Background: antipyretic drugs are routinely administered to febrile patients with infection in secondary care. However, the use of antipyretics to suppress fever during infection remains a controversial topic within the literature. It is argued that fever suppression may interfere with the body's natural defence mechanisms, and may worsen patient outcomes.
Method: a literature review was undertaken to determine whether the administration of antipyretic drugs to adult patients with infection and fever, in secondary care, improves or worsens patient outcomes.

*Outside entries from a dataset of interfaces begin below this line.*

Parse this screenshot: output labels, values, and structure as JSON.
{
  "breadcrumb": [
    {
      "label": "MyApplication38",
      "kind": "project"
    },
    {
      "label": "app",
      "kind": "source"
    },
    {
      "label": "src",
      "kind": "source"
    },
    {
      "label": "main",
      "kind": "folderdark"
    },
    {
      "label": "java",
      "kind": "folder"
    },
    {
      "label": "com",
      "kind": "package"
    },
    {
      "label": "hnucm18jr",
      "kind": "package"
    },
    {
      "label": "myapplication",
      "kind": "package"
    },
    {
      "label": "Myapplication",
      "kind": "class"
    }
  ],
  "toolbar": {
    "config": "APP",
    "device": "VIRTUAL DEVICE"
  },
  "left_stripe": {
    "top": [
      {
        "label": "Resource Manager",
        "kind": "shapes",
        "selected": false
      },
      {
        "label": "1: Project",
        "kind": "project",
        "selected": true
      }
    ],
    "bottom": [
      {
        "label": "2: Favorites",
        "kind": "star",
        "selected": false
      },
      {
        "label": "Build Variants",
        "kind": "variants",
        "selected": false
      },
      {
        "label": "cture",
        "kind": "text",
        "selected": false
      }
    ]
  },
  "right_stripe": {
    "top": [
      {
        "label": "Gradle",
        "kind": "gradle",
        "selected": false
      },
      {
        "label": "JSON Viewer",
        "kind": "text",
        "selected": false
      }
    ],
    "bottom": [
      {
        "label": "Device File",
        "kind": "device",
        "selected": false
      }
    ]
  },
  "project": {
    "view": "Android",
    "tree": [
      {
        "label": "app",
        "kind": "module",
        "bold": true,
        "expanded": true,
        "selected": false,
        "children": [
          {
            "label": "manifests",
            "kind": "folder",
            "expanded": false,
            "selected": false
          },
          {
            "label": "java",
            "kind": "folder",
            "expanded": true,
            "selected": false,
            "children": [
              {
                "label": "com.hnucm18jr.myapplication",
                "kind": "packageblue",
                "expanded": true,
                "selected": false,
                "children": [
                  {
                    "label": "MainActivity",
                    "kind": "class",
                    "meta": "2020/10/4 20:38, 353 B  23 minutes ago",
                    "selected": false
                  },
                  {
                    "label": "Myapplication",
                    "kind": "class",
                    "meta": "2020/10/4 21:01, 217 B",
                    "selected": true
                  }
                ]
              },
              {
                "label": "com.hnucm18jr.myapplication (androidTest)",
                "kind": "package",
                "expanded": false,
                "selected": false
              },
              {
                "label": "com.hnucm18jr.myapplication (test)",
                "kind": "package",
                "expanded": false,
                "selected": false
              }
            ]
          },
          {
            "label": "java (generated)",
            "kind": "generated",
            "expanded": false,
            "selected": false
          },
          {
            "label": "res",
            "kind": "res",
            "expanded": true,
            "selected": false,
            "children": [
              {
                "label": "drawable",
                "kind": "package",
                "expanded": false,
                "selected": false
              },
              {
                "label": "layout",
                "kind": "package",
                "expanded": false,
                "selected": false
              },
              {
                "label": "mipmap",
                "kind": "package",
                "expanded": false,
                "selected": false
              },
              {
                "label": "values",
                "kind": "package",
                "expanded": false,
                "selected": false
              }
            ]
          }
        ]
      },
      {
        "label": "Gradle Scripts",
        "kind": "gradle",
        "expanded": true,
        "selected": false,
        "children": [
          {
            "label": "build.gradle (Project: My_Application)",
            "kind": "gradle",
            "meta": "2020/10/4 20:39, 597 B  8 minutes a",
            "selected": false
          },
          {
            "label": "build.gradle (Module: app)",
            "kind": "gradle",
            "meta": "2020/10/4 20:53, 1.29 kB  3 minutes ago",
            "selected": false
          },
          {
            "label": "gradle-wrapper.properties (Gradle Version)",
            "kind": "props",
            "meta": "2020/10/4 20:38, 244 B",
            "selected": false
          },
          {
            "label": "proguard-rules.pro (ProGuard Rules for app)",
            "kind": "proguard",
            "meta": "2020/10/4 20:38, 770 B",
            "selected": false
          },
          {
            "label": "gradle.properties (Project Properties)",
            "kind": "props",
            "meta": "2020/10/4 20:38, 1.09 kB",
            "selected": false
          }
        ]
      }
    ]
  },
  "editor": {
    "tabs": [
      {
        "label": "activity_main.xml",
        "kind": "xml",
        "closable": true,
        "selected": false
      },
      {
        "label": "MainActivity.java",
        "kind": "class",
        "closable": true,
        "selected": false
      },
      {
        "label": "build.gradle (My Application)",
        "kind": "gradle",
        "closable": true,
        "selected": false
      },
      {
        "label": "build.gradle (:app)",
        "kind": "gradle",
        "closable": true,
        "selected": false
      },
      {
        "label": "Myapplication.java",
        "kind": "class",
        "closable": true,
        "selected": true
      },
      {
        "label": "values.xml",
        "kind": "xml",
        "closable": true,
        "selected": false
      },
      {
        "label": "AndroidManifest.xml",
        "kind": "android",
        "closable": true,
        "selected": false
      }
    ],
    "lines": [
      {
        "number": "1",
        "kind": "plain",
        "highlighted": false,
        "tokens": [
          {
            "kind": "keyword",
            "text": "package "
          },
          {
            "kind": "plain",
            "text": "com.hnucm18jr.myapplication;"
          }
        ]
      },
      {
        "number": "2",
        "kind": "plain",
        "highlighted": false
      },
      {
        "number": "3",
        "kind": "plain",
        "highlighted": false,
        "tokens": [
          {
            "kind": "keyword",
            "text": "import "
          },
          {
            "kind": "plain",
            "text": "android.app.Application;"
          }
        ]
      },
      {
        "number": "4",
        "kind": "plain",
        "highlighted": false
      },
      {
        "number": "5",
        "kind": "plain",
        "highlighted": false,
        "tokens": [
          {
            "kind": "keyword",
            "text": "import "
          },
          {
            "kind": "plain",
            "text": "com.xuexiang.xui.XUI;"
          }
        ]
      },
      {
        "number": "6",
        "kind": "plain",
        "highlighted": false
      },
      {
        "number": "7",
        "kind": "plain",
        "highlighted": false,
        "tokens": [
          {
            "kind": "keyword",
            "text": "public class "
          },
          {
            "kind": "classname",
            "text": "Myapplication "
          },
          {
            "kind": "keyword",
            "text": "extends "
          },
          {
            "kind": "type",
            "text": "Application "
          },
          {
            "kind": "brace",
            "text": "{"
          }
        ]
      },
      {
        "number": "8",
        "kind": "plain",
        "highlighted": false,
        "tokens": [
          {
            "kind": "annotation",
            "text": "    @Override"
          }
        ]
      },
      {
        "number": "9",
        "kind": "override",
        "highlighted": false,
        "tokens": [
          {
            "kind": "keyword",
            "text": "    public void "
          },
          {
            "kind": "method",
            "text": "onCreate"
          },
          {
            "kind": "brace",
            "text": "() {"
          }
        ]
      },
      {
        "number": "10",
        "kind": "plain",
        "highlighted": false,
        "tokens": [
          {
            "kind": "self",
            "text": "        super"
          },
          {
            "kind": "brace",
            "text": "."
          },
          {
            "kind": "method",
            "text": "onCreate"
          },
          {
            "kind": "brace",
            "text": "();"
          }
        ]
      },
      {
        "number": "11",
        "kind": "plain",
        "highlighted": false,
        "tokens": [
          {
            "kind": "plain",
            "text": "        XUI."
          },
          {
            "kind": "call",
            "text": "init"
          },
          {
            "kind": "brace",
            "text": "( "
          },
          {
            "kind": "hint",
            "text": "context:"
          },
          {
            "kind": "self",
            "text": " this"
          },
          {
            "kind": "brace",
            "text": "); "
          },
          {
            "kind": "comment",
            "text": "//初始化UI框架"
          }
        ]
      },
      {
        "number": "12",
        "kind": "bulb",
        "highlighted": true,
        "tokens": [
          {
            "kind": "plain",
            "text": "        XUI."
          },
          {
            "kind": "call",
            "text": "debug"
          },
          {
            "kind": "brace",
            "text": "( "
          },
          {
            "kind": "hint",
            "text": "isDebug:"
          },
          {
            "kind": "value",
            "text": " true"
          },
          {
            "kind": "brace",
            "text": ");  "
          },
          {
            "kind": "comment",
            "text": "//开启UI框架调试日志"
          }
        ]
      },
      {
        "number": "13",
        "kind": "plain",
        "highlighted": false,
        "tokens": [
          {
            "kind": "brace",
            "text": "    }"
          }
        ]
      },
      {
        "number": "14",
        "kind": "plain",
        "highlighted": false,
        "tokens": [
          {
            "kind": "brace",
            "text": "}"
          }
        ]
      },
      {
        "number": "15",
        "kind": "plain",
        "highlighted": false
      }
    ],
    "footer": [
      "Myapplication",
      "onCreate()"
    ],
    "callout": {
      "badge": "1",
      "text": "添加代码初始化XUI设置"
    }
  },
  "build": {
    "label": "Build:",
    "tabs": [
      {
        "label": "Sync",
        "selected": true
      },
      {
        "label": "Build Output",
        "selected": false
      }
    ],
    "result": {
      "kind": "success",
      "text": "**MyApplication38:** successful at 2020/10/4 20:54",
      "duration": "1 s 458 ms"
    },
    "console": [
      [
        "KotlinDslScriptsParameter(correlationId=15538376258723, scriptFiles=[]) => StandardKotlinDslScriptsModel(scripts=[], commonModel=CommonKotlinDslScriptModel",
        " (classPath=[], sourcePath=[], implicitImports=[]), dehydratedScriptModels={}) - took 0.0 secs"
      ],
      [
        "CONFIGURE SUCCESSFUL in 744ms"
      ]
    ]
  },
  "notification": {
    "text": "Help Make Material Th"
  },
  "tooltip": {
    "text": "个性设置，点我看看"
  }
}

Results: contrasting results were reported; two studies demonstrated improved patient outcomes following antipyretic administration, while several studies demonstrated increased mortality risk associated with antipyretics and/or demonstrated fever's benefits during infection. Results also demonstrated that health professionals continue to view fever as deleterious.
Conclusion: the evidence does not currently support routine antipyretic administration. Considering patients' comorbidities and symptoms of their underlying illness will promote safe, evidence-based and appropriate administration of antipyretics.
Keywords: Adults; Antipyretics; Fever; Ibuprofen; Infection; Paracetamol.